Type: Analysis and Commentary

Democracy & Governance; Fragility & Resilience

Local Cross-line Coordination in Syria

Local Cross-line Coordination in Syria

Thursday, October 3, 2019

By: Natasha Hall; Benjamin Smith; Thomas McGee

Throughout the eight-year-long conflict in Syria, the movement of people and goods—including vital foodstuffs, medicines, equipment, and fuel—has often been severely restricted by periods of prolonged fighting. Yet in many areas, local arrangements, historical circumstances, and key actors have facilitated trade and movement across the lines of conflict. This report examines four cross-line areas in Syria and draws lessons for how these local dynamics might affect the resolution of the larger conflict and these communities in the long term.

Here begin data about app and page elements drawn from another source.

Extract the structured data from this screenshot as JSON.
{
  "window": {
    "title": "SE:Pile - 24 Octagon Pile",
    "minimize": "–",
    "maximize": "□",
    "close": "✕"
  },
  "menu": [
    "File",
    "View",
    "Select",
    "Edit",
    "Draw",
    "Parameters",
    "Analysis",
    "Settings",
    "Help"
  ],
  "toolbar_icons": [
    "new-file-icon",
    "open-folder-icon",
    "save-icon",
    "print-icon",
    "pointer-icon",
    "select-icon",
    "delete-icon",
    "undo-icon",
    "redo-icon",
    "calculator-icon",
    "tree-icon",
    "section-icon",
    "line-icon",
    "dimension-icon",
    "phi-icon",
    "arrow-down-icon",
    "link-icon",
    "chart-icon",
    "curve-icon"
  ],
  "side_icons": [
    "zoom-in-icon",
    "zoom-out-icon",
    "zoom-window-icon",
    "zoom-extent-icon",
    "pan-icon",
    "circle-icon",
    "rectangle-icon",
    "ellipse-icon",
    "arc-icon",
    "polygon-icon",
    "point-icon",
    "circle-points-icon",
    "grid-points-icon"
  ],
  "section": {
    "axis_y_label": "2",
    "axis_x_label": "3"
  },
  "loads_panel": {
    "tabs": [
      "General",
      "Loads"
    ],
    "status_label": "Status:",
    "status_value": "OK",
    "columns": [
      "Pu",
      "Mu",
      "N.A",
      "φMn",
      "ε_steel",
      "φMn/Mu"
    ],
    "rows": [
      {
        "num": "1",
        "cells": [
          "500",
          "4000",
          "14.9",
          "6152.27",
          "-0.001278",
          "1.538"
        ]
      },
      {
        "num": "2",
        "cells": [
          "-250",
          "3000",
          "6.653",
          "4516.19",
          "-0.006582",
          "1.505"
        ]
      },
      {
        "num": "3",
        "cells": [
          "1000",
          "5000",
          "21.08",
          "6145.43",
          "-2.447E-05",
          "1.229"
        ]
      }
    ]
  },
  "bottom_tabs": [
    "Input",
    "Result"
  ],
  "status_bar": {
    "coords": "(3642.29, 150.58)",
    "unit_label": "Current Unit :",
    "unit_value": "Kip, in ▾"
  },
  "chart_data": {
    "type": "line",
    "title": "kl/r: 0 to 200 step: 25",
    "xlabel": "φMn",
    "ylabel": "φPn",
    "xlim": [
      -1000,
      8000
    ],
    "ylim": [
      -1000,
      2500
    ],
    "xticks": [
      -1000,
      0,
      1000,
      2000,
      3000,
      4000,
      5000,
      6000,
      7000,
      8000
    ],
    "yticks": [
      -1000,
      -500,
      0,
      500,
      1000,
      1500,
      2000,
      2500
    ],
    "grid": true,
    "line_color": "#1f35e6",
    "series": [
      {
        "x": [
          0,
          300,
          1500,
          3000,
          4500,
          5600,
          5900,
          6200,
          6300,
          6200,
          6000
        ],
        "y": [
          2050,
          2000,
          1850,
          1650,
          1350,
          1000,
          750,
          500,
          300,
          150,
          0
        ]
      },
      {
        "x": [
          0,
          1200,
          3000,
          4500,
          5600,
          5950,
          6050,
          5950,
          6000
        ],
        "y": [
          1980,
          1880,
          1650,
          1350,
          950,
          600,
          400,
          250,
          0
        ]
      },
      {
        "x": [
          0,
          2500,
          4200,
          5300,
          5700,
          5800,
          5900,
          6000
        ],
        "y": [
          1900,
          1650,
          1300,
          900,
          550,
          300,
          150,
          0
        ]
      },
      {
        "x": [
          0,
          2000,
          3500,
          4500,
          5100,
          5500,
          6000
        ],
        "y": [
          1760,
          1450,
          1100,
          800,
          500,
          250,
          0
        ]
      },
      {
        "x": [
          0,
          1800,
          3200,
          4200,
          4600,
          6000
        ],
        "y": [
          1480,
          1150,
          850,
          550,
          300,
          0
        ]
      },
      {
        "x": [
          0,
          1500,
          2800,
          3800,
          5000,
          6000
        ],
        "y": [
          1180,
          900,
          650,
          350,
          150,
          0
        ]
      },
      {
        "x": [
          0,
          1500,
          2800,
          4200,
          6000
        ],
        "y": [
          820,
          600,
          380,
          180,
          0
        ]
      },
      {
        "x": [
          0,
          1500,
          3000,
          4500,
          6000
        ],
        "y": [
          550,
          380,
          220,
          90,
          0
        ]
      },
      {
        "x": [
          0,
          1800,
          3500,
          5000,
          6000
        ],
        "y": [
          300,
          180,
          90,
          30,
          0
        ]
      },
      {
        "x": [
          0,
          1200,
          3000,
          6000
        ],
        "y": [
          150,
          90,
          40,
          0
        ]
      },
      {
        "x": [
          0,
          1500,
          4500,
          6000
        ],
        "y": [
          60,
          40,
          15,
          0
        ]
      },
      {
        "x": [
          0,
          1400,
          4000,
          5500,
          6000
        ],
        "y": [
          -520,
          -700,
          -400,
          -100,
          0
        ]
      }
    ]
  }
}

Type: Peaceworks

Conflict Analysis & Prevention; Fragility & Resilience

Steve Hege on the Latest in Venezuela and Colombia

Steve Hege on the Latest in Venezuela and Colombia

Wednesday, October 2, 2019

By: Steve Hege

The crisis in Venezuela and increasing tensions between the Colombian government and the Maduro regime threaten the security of the region and the implementation of Colombia’s 2016 FARC peace accord. USIP’s Steve Hege discusses recent obstacles to implementation of that accord and how the U.S. can support a democratic transition in Venezuela.

Type: Podcast

Fragility & Resilience; Peace Processes; Conflict Analysis & Prevention

Central Asia Leads the Way on Islamic State Returnees

Central Asia Leads the Way on Islamic State Returnees

Friday, September 13, 2019

By: Gavin Helf, Ph.D.

Beginning in January of this year, Kazakhstan began repatriating its citizens from Syria on dedicated mass flights in what it calls “Operation Zhusan.” Zhusan literally means sagebrush, but significantly, it evokes the unique scent of the Kazakh steppe—something along the lines of “the green, green grass of home.” Within months, Tajikistan and Uzbekistan followed suit, and Kyrgyzstan is expected to soon begin facilitating the exodus of its citizens who were involved with the Islamic State.

Type: Blog

Fragility & Resilience; Reconciliation; Violent Extremism

View All Publications